- Goal of the exercise
State the number of lines in the following material that contain the string "site", and nothing else.
━━━━━━━━━━
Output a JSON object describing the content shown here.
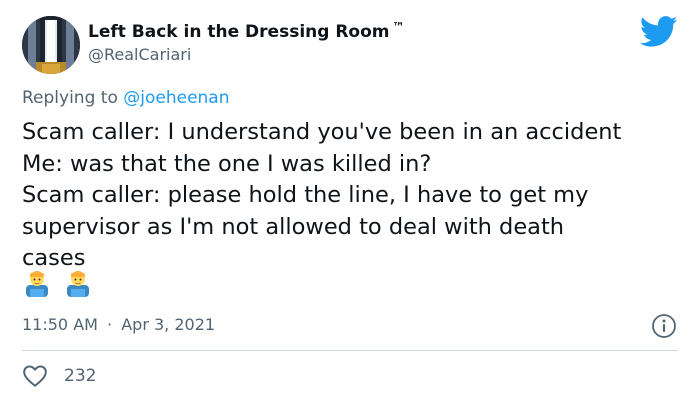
{
  "author": {
    "display_name": "Left Back in the Dressing Room",
    "trademark": "™",
    "handle": "@RealCariari"
  },
  "reply": {
    "prefix": "Replying to",
    "mention": "@joeheenan"
  },
  "tweet": {
    "lines": [
      "Scam caller: I understand you've been in an accident",
      "Me: was that the one I was killed in?",
      "Scam caller: please hold the line, I have to get my",
      "supervisor as I'm not allowed to deal with death",
      "cases"
    ],
    "emojis": [
      "man-technologist-emoji",
      "man-technologist-emoji"
    ]
  },
  "meta": {
    "time": "11:50 AM",
    "separator": "·",
    "date": "Apr 3, 2021"
  },
  "engagement": {
    "likes": "232"
  },
  "colors": {
    "brand_blue": "#1d9bf0",
    "secondary_text": "#536471",
    "divider": "#cfd9de"
  }
}
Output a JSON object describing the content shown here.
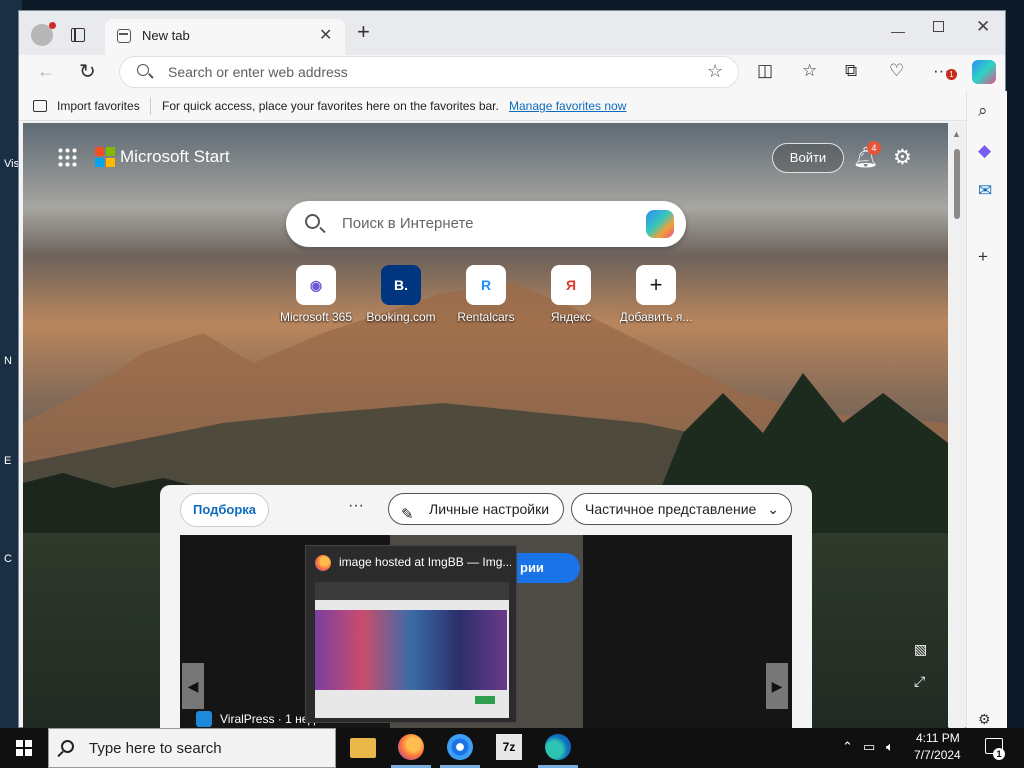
{
  "desktop": {
    "labels": [
      "Vis",
      "N",
      "E",
      "C"
    ]
  },
  "browser": {
    "tab_title": "New tab",
    "address_placeholder": "Search or enter web address",
    "favorites_bar": {
      "import_label": "Import favorites",
      "message": "For quick access, place your favorites here on the favorites bar.",
      "manage_link": "Manage favorites now"
    },
    "extension_badge_count": "1"
  },
  "newtab": {
    "brand": "Microsoft Start",
    "login_button": "Войти",
    "notification_count": "4",
    "search_placeholder": "Поиск в Интернете",
    "quick_links": [
      {
        "label": "Microsoft 365",
        "icon": "microsoft-365-icon",
        "glyph": "◉",
        "color": "#6b5bd6"
      },
      {
        "label": "Booking.com",
        "icon": "booking-icon",
        "glyph": "B.",
        "color": "#003580"
      },
      {
        "label": "Rentalcars",
        "icon": "rentalcars-icon",
        "glyph": "R",
        "color": "#1f8fff"
      },
      {
        "label": "Яндекс",
        "icon": "yandex-icon",
        "glyph": "Я",
        "color": "#e2382c"
      },
      {
        "label": "Добавить я...",
        "icon": "plus-icon",
        "glyph": "+",
        "color": "#333333"
      }
    ],
    "feed": {
      "tab_label": "Подборка",
      "more_label": "···",
      "personalize_label": "Личные настройки",
      "view_label": "Частичное представление",
      "card_source": "ViralPress · 1 нед",
      "card_button_fragment": "рии"
    }
  },
  "taskbar_preview": {
    "title": "image hosted at ImgBB — Img..."
  },
  "taskbar": {
    "search_placeholder": "Type here to search",
    "time": "4:11 PM",
    "date": "7/7/2024",
    "notification_count": "1"
  }
}
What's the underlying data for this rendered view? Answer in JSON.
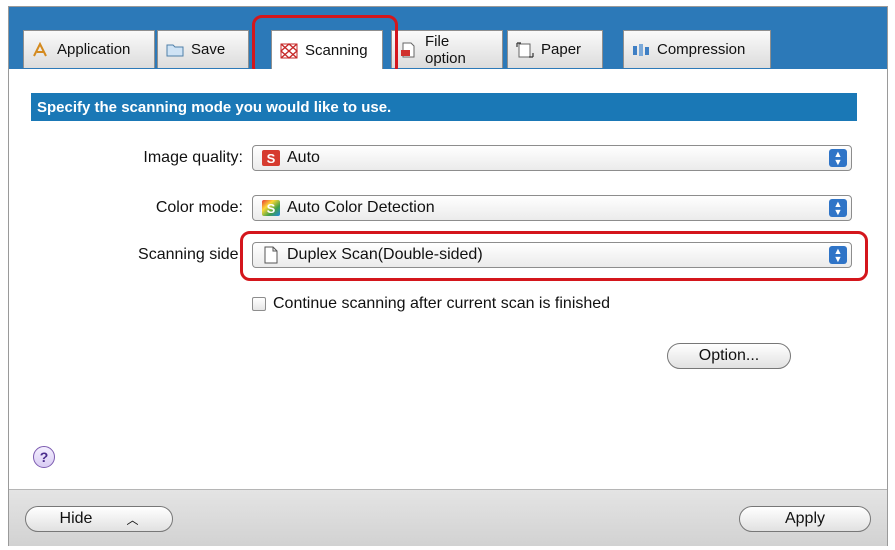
{
  "tabs": [
    {
      "label": "Application",
      "icon": "application-icon",
      "active": false
    },
    {
      "label": "Save",
      "icon": "folder-icon",
      "active": false
    },
    {
      "label": "Scanning",
      "icon": "scanning-icon",
      "active": true
    },
    {
      "label": "File option",
      "icon": "file-option-icon",
      "active": false
    },
    {
      "label": "Paper",
      "icon": "paper-icon",
      "active": false
    },
    {
      "label": "Compression",
      "icon": "compression-icon",
      "active": false
    }
  ],
  "main": {
    "banner": "Specify the scanning mode you would like to use.",
    "image_quality": {
      "label": "Image quality:",
      "value": "Auto"
    },
    "color_mode": {
      "label": "Color mode:",
      "value": "Auto Color Detection"
    },
    "scanning_side": {
      "label": "Scanning side:",
      "value": "Duplex Scan(Double-sided)"
    },
    "continue_checkbox": {
      "label": "Continue scanning after current scan is finished",
      "checked": false
    },
    "option_button": "Option...",
    "help_glyph": "?"
  },
  "footer": {
    "hide_button": "Hide",
    "apply_button": "Apply"
  },
  "colors": {
    "tabstrip": "#2c79b8",
    "banner": "#1a78b6",
    "highlight": "#d4161c",
    "popup_arrow": "#2f74c7"
  }
}
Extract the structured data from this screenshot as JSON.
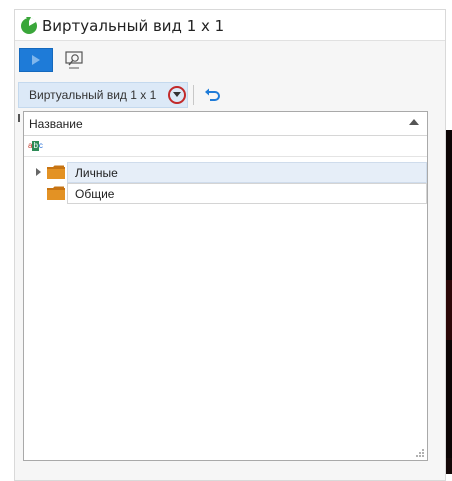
{
  "window": {
    "title": "Виртуальный вид 1 х 1"
  },
  "toolbar": {
    "play_icon": "play-icon",
    "search_icon": "search-window-icon",
    "view_selector": "Виртуальный вид 1 х 1",
    "undo_icon": "undo-icon"
  },
  "tree": {
    "column_header": "Название",
    "sort": "ascending",
    "filter_icon": "abc-filter-icon",
    "items": [
      {
        "label": "Личные",
        "icon": "folder-icon",
        "expandable": true,
        "selected": true
      },
      {
        "label": "Общие",
        "icon": "folder-icon",
        "expandable": false,
        "selected": false
      }
    ]
  },
  "colors": {
    "accent": "#1e7bd8",
    "selector_bg": "#dce9f7",
    "highlight_circle": "#c22a2a",
    "folder": "#d98a1a",
    "selected_row": "#e6eef8"
  }
}
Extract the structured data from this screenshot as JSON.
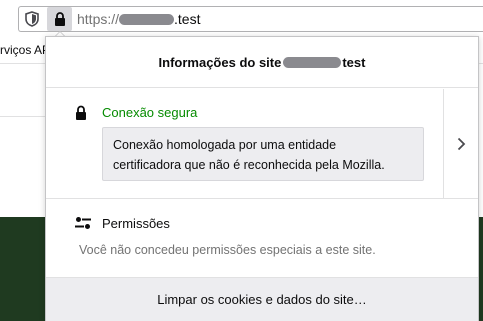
{
  "browser": {
    "url_scheme": "https://",
    "url_suffix": ".test",
    "bookmark_label": "rviços AP"
  },
  "panel": {
    "title_prefix": "Informações do site",
    "title_suffix": "test",
    "security": {
      "label": "Conexão segura",
      "note_line1": "Conexão homologada por uma entidade",
      "note_line2": "certificadora que não é reconhecida pela Mozilla.",
      "expand_icon": "chevron-right-icon"
    },
    "permissions": {
      "title": "Permissões",
      "empty_text": "Você não concedeu permissões especiais a este site."
    },
    "clear_button_label": "Limpar os cookies e dados do site…"
  },
  "colors": {
    "secure_green": "#058b00",
    "page_green": "#1f3a20",
    "footer_bg": "#ededf0"
  }
}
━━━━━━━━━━
- Exercise answer
3